Items listed in a dataset:
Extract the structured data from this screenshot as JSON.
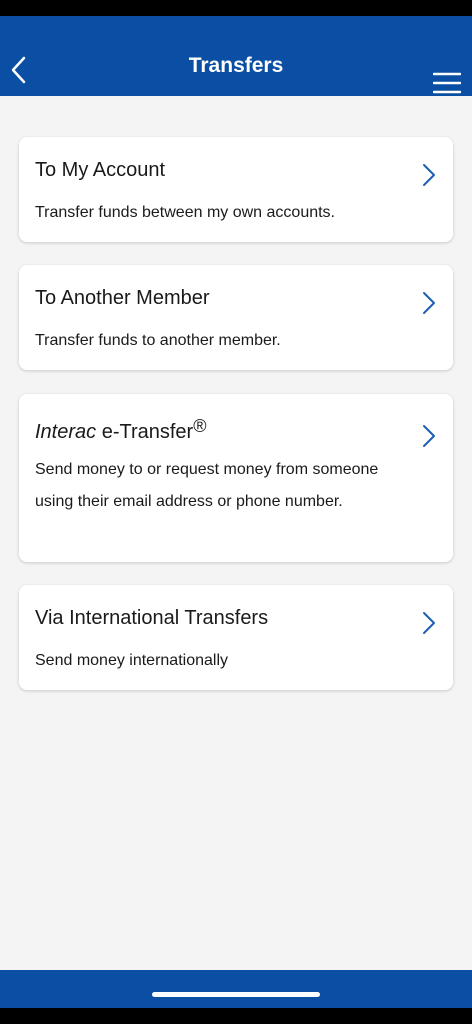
{
  "header": {
    "title": "Transfers",
    "back_icon": "chevron-left-icon",
    "menu_icon": "hamburger-menu-icon",
    "color": "#0a4fa3"
  },
  "cards": [
    {
      "title": "To My Account",
      "description": "Transfer funds between my own accounts."
    },
    {
      "title": "To Another Member",
      "description": "Transfer funds to another member."
    },
    {
      "title_italic": "Interac",
      "title_rest": " e-Transfer",
      "title_mark": "®",
      "description": "Send money to or request money from someone using their email address or phone number."
    },
    {
      "title": "Via International Transfers",
      "description": "Send money internationally"
    }
  ],
  "colors": {
    "accent": "#0a4fa3",
    "chevron": "#1a5fb4",
    "background": "#f4f4f4"
  }
}
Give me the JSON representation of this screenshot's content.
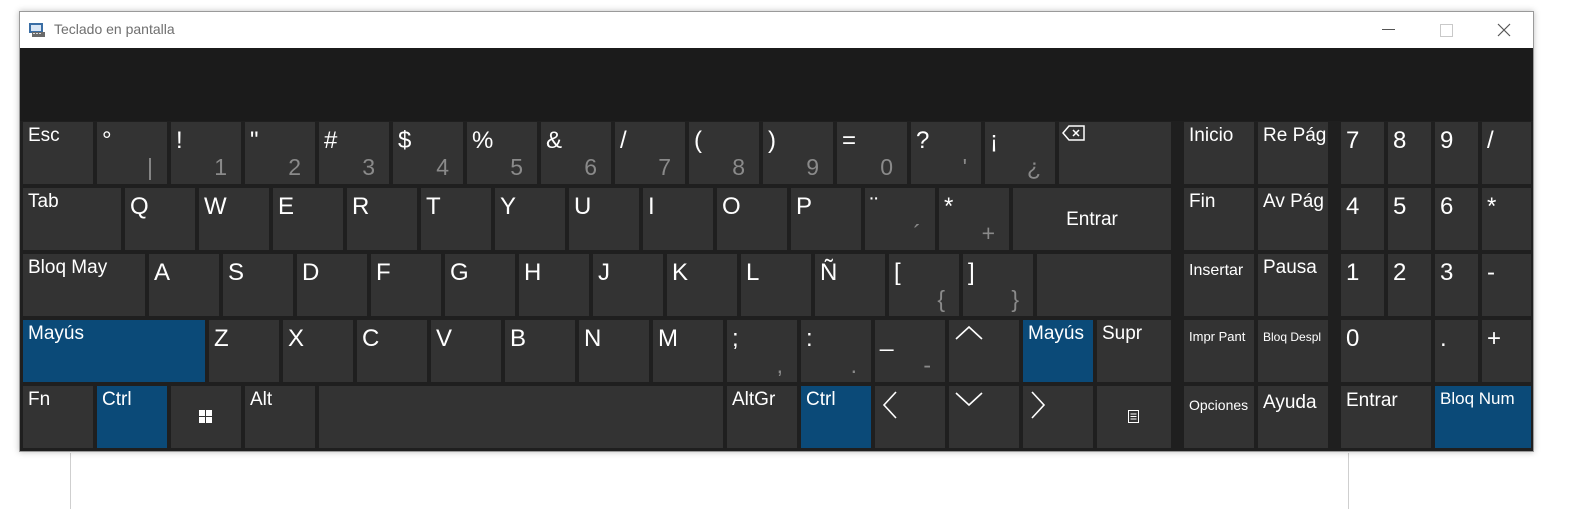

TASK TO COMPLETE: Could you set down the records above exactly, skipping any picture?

WRITTEN ANSWER:
Extract the structured data from this screenshot as JSON.
{
  "header": {
    "title": "Transfers",
    "back_icon": "chevron-left-icon",
    "menu_icon": "hamburger-menu-icon",
    "color": "#0a4fa3"
  },
  "cards": [
    {
      "title": "To My Account",
      "description": "Transfer funds between my own accounts."
    },
    {
      "title": "To Another Member",
      "description": "Transfer funds to another member."
    },
    {
      "title_italic": "Interac",
      "title_rest": " e-Transfer",
      "title_mark": "®",
      "description": "Send money to or request money from someone using their email address or phone number."
    },
    {
      "title": "Via International Transfers",
      "description": "Send money internationally"
    }
  ],
  "colors": {
    "accent": "#0a4fa3",
    "chevron": "#1a5fb4",
    "background": "#f4f4f4"
  }
}
Give me the JSON representation of this screenshot's content.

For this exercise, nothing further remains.